# [PROBLEM TO SOLVE]
The records below must be output exactly, with no images carried over.

[Stored items]

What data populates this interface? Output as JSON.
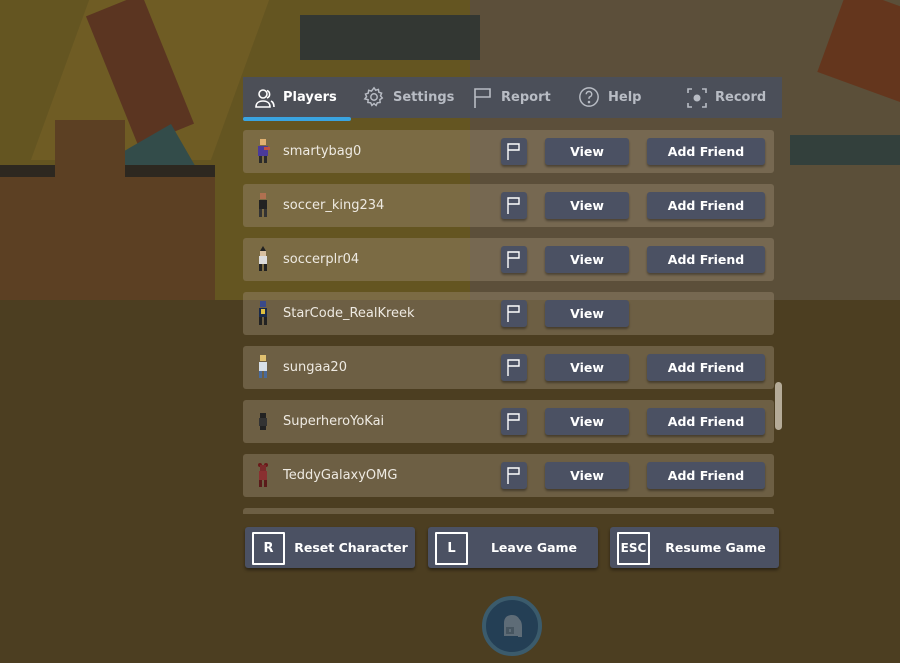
{
  "tabs": [
    {
      "id": "players",
      "label": "Players",
      "icon": "players-icon",
      "active": true
    },
    {
      "id": "settings",
      "label": "Settings",
      "icon": "gear-icon",
      "active": false
    },
    {
      "id": "report",
      "label": "Report",
      "icon": "flag-icon",
      "active": false
    },
    {
      "id": "help",
      "label": "Help",
      "icon": "help-icon",
      "active": false
    },
    {
      "id": "record",
      "label": "Record",
      "icon": "record-icon",
      "active": false
    }
  ],
  "players": [
    {
      "name": "smartybag0",
      "view_label": "View",
      "add_friend_label": "Add Friend",
      "can_add_friend": true
    },
    {
      "name": "soccer_king234",
      "view_label": "View",
      "add_friend_label": "Add Friend",
      "can_add_friend": true
    },
    {
      "name": "soccerplr04",
      "view_label": "View",
      "add_friend_label": "Add Friend",
      "can_add_friend": true
    },
    {
      "name": "StarCode_RealKreek",
      "view_label": "View",
      "add_friend_label": null,
      "can_add_friend": false
    },
    {
      "name": "sungaa20",
      "view_label": "View",
      "add_friend_label": "Add Friend",
      "can_add_friend": true
    },
    {
      "name": "SuperheroYoKai",
      "view_label": "View",
      "add_friend_label": "Add Friend",
      "can_add_friend": true
    },
    {
      "name": "TeddyGalaxyOMG",
      "view_label": "View",
      "add_friend_label": "Add Friend",
      "can_add_friend": true
    }
  ],
  "actions": [
    {
      "key": "R",
      "label": "Reset Character"
    },
    {
      "key": "L",
      "label": "Leave Game"
    },
    {
      "key": "ESC",
      "label": "Resume Game"
    }
  ],
  "colors": {
    "accent": "#3aa4e0",
    "button": "#4b5163",
    "tabbar": "#4a4f5c"
  }
}
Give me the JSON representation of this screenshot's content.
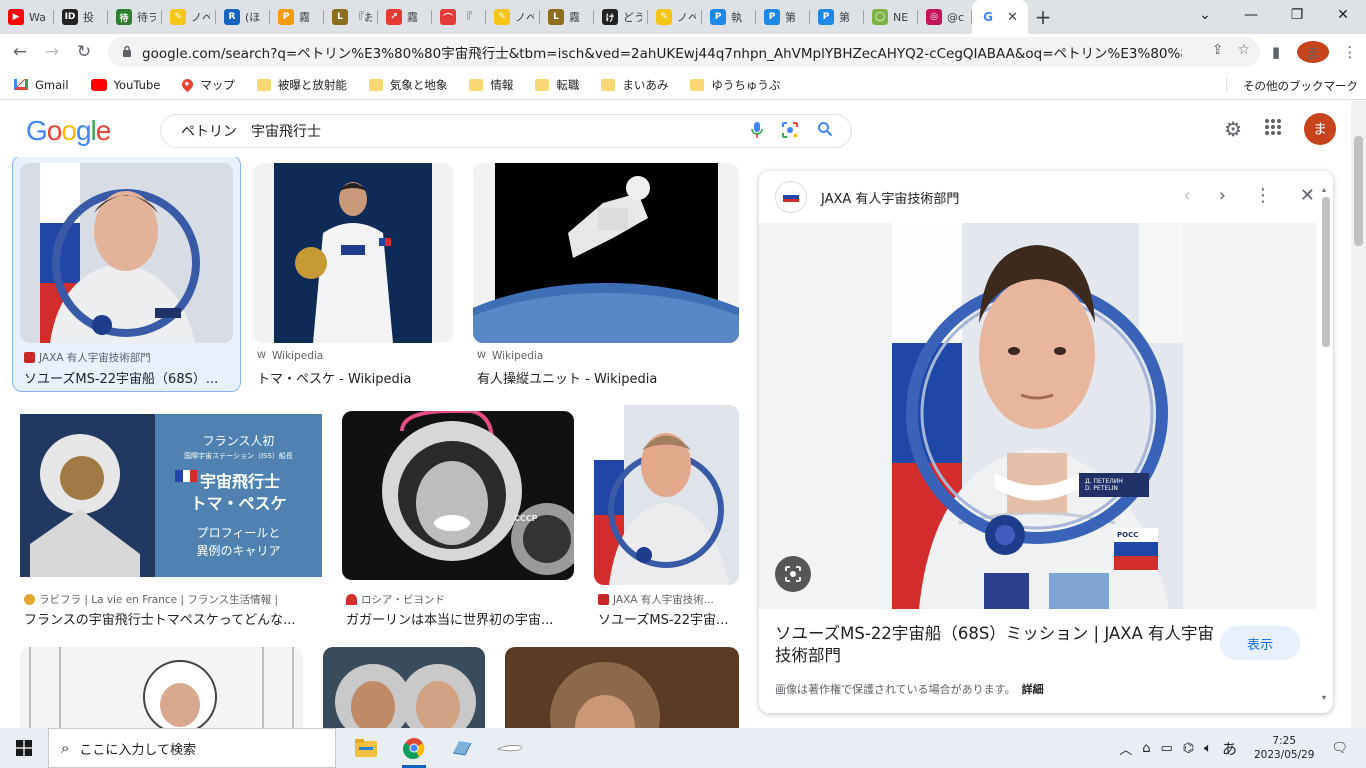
{
  "tabs": [
    {
      "favicon_color": "#ff0000",
      "favicon_text": "▶",
      "title": "Wa"
    },
    {
      "favicon_color": "#222222",
      "favicon_text": "ID",
      "title": "投"
    },
    {
      "favicon_color": "#2e7d32",
      "favicon_text": "待",
      "title": "待ヲ"
    },
    {
      "favicon_color": "#f5c518",
      "favicon_text": "✎",
      "title": "ノベ"
    },
    {
      "favicon_color": "#1565c0",
      "favicon_text": "R",
      "title": "(ほ"
    },
    {
      "favicon_color": "#f39c12",
      "favicon_text": "P",
      "title": "霧"
    },
    {
      "favicon_color": "#8d6e1f",
      "favicon_text": "L",
      "title": "『お"
    },
    {
      "favicon_color": "#e53935",
      "favicon_text": "↗",
      "title": "霧"
    },
    {
      "favicon_color": "#e53935",
      "favicon_text": "⌒",
      "title": "『"
    },
    {
      "favicon_color": "#f5c518",
      "favicon_text": "✎",
      "title": "ノベ"
    },
    {
      "favicon_color": "#8d6e1f",
      "favicon_text": "L",
      "title": "霧"
    },
    {
      "favicon_color": "#222222",
      "favicon_text": "け",
      "title": "どう"
    },
    {
      "favicon_color": "#f5c518",
      "favicon_text": "✎",
      "title": "ノベ"
    },
    {
      "favicon_color": "#1e88e5",
      "favicon_text": "P",
      "title": "執"
    },
    {
      "favicon_color": "#1e88e5",
      "favicon_text": "P",
      "title": "第"
    },
    {
      "favicon_color": "#1e88e5",
      "favicon_text": "P",
      "title": "第"
    },
    {
      "favicon_color": "#7cb342",
      "favicon_text": "◯",
      "title": "NE"
    },
    {
      "favicon_color": "#c2185b",
      "favicon_text": "◎",
      "title": "@c"
    }
  ],
  "active_tab": {
    "favicon_text": "G",
    "title": "G"
  },
  "window_controls": [
    "⌄",
    "—",
    "❐",
    "✕"
  ],
  "url": "google.com/search?q=ペトリン%E3%80%80宇宙飛行士&tbm=isch&ved=2ahUKEwj44q7nhpn_AhVMplYBHZecAHYQ2-cCegQIABAA&oq=ペトリン%E3%80%80宇宙飛行士...",
  "profile_initial": "ま",
  "bookmarks": [
    {
      "label": "Gmail",
      "type": "gmail"
    },
    {
      "label": "YouTube",
      "type": "youtube"
    },
    {
      "label": "マップ",
      "type": "maps"
    },
    {
      "label": "被曝と放射能",
      "type": "folder"
    },
    {
      "label": "気象と地象",
      "type": "folder"
    },
    {
      "label": "情報",
      "type": "folder"
    },
    {
      "label": "転職",
      "type": "folder"
    },
    {
      "label": "まいあみ",
      "type": "folder"
    },
    {
      "label": "ゆうちゅうぶ",
      "type": "folder"
    }
  ],
  "other_bookmarks": "その他のブックマーク",
  "search": {
    "query": "ペトリン　宇宙飛行士"
  },
  "results": [
    {
      "source": "JAXA 有人宇宙技術部門",
      "title": "ソユーズMS-22宇宙船（68S）...",
      "src_color": "#c62828"
    },
    {
      "source": "Wikipedia",
      "title": "トマ・ペスケ - Wikipedia",
      "src_color": "#555555"
    },
    {
      "source": "Wikipedia",
      "title": "有人操縦ユニット - Wikipedia",
      "src_color": "#555555"
    },
    {
      "source": "ラビフラ | La vie en France | フランス生活情報 |",
      "title": "フランスの宇宙飛行士トマペスケってどんな...",
      "src_color": "#e0a82e"
    },
    {
      "source": "ロシア・ビヨンド",
      "title": "ガガーリンは本当に世界初の宇宙...",
      "src_color": "#d32f2f"
    },
    {
      "source": "JAXA 有人宇宙技術...",
      "title": "ソユーズMS-22宇宙...",
      "src_color": "#c62828"
    }
  ],
  "promo": {
    "line1": "フランス人初",
    "line2": "国際宇宙ステーション（ISS）船長",
    "line3": "宇宙飛行士",
    "line4": "トマ・ペスケ",
    "line5": "プロフィールと",
    "line6": "異例のキャリア"
  },
  "gagarin_helmet_text": "СССР",
  "suit_badge_text": "Д. ПЕТЕЛИН\nD. PETELIN",
  "flag_text": "РОСС",
  "panel": {
    "source": "JAXA 有人宇宙技術部門",
    "title": "ソユーズMS-22宇宙船（68S）ミッション | JAXA 有人宇宙技術部門",
    "button": "表示",
    "note": "画像は著作権で保護されている場合があります。",
    "note_link": "詳細"
  },
  "taskbar": {
    "search_placeholder": "ここに入力して検索",
    "ime": "あ",
    "time": "7:25",
    "date": "2023/05/29"
  },
  "colors": {
    "google_blue": "#4285f4",
    "google_red": "#ea4335",
    "google_yellow": "#fbbc05",
    "google_green": "#34a853",
    "link_blue": "#1a73e8",
    "selected_bg": "#e8f0fe"
  }
}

# [PROBLEM SOLUTION]
What data populates this interface? Output as JSON.
{
  "tabs": [
    {
      "id": "players",
      "label": "Players",
      "icon": "players-icon",
      "active": true
    },
    {
      "id": "settings",
      "label": "Settings",
      "icon": "gear-icon",
      "active": false
    },
    {
      "id": "report",
      "label": "Report",
      "icon": "flag-icon",
      "active": false
    },
    {
      "id": "help",
      "label": "Help",
      "icon": "help-icon",
      "active": false
    },
    {
      "id": "record",
      "label": "Record",
      "icon": "record-icon",
      "active": false
    }
  ],
  "players": [
    {
      "name": "smartybag0",
      "view_label": "View",
      "add_friend_label": "Add Friend",
      "can_add_friend": true
    },
    {
      "name": "soccer_king234",
      "view_label": "View",
      "add_friend_label": "Add Friend",
      "can_add_friend": true
    },
    {
      "name": "soccerplr04",
      "view_label": "View",
      "add_friend_label": "Add Friend",
      "can_add_friend": true
    },
    {
      "name": "StarCode_RealKreek",
      "view_label": "View",
      "add_friend_label": null,
      "can_add_friend": false
    },
    {
      "name": "sungaa20",
      "view_label": "View",
      "add_friend_label": "Add Friend",
      "can_add_friend": true
    },
    {
      "name": "SuperheroYoKai",
      "view_label": "View",
      "add_friend_label": "Add Friend",
      "can_add_friend": true
    },
    {
      "name": "TeddyGalaxyOMG",
      "view_label": "View",
      "add_friend_label": "Add Friend",
      "can_add_friend": true
    }
  ],
  "actions": [
    {
      "key": "R",
      "label": "Reset Character"
    },
    {
      "key": "L",
      "label": "Leave Game"
    },
    {
      "key": "ESC",
      "label": "Resume Game"
    }
  ],
  "colors": {
    "accent": "#3aa4e0",
    "button": "#4b5163",
    "tabbar": "#4a4f5c"
  }
}
Give me the JSON representation of this screenshot's content.
{
  "tabs": [
    {
      "favicon_color": "#ff0000",
      "favicon_text": "▶",
      "title": "Wa"
    },
    {
      "favicon_color": "#222222",
      "favicon_text": "ID",
      "title": "投"
    },
    {
      "favicon_color": "#2e7d32",
      "favicon_text": "待",
      "title": "待ヲ"
    },
    {
      "favicon_color": "#f5c518",
      "favicon_text": "✎",
      "title": "ノベ"
    },
    {
      "favicon_color": "#1565c0",
      "favicon_text": "R",
      "title": "(ほ"
    },
    {
      "favicon_color": "#f39c12",
      "favicon_text": "P",
      "title": "霧"
    },
    {
      "favicon_color": "#8d6e1f",
      "favicon_text": "L",
      "title": "『お"
    },
    {
      "favicon_color": "#e53935",
      "favicon_text": "↗",
      "title": "霧"
    },
    {
      "favicon_color": "#e53935",
      "favicon_text": "⌒",
      "title": "『"
    },
    {
      "favicon_color": "#f5c518",
      "favicon_text": "✎",
      "title": "ノベ"
    },
    {
      "favicon_color": "#8d6e1f",
      "favicon_text": "L",
      "title": "霧"
    },
    {
      "favicon_color": "#222222",
      "favicon_text": "け",
      "title": "どう"
    },
    {
      "favicon_color": "#f5c518",
      "favicon_text": "✎",
      "title": "ノベ"
    },
    {
      "favicon_color": "#1e88e5",
      "favicon_text": "P",
      "title": "執"
    },
    {
      "favicon_color": "#1e88e5",
      "favicon_text": "P",
      "title": "第"
    },
    {
      "favicon_color": "#1e88e5",
      "favicon_text": "P",
      "title": "第"
    },
    {
      "favicon_color": "#7cb342",
      "favicon_text": "◯",
      "title": "NE"
    },
    {
      "favicon_color": "#c2185b",
      "favicon_text": "◎",
      "title": "@c"
    }
  ],
  "active_tab": {
    "favicon_text": "G",
    "title": "G"
  },
  "window_controls": [
    "⌄",
    "—",
    "❐",
    "✕"
  ],
  "url": "google.com/search?q=ペトリン%E3%80%80宇宙飛行士&tbm=isch&ved=2ahUKEwj44q7nhpn_AhVMplYBHZecAHYQ2-cCegQIABAA&oq=ペトリン%E3%80%80宇宙飛行士...",
  "profile_initial": "ま",
  "bookmarks": [
    {
      "label": "Gmail",
      "type": "gmail"
    },
    {
      "label": "YouTube",
      "type": "youtube"
    },
    {
      "label": "マップ",
      "type": "maps"
    },
    {
      "label": "被曝と放射能",
      "type": "folder"
    },
    {
      "label": "気象と地象",
      "type": "folder"
    },
    {
      "label": "情報",
      "type": "folder"
    },
    {
      "label": "転職",
      "type": "folder"
    },
    {
      "label": "まいあみ",
      "type": "folder"
    },
    {
      "label": "ゆうちゅうぶ",
      "type": "folder"
    }
  ],
  "other_bookmarks": "その他のブックマーク",
  "search": {
    "query": "ペトリン　宇宙飛行士"
  },
  "results": [
    {
      "source": "JAXA 有人宇宙技術部門",
      "title": "ソユーズMS-22宇宙船（68S）...",
      "src_color": "#c62828"
    },
    {
      "source": "Wikipedia",
      "title": "トマ・ペスケ - Wikipedia",
      "src_color": "#555555"
    },
    {
      "source": "Wikipedia",
      "title": "有人操縦ユニット - Wikipedia",
      "src_color": "#555555"
    },
    {
      "source": "ラビフラ | La vie en France | フランス生活情報 |",
      "title": "フランスの宇宙飛行士トマペスケってどんな...",
      "src_color": "#e0a82e"
    },
    {
      "source": "ロシア・ビヨンド",
      "title": "ガガーリンは本当に世界初の宇宙...",
      "src_color": "#d32f2f"
    },
    {
      "source": "JAXA 有人宇宙技術...",
      "title": "ソユーズMS-22宇宙...",
      "src_color": "#c62828"
    }
  ],
  "promo": {
    "line1": "フランス人初",
    "line2": "国際宇宙ステーション（ISS）船長",
    "line3": "宇宙飛行士",
    "line4": "トマ・ペスケ",
    "line5": "プロフィールと",
    "line6": "異例のキャリア"
  },
  "gagarin_helmet_text": "СССР",
  "suit_badge_text": "Д. ПЕТЕЛИН\nD. PETELIN",
  "flag_text": "РОСС",
  "panel": {
    "source": "JAXA 有人宇宙技術部門",
    "title": "ソユーズMS-22宇宙船（68S）ミッション | JAXA 有人宇宙技術部門",
    "button": "表示",
    "note": "画像は著作権で保護されている場合があります。",
    "note_link": "詳細"
  },
  "taskbar": {
    "search_placeholder": "ここに入力して検索",
    "ime": "あ",
    "time": "7:25",
    "date": "2023/05/29"
  },
  "colors": {
    "google_blue": "#4285f4",
    "google_red": "#ea4335",
    "google_yellow": "#fbbc05",
    "google_green": "#34a853",
    "link_blue": "#1a73e8",
    "selected_bg": "#e8f0fe"
  }
}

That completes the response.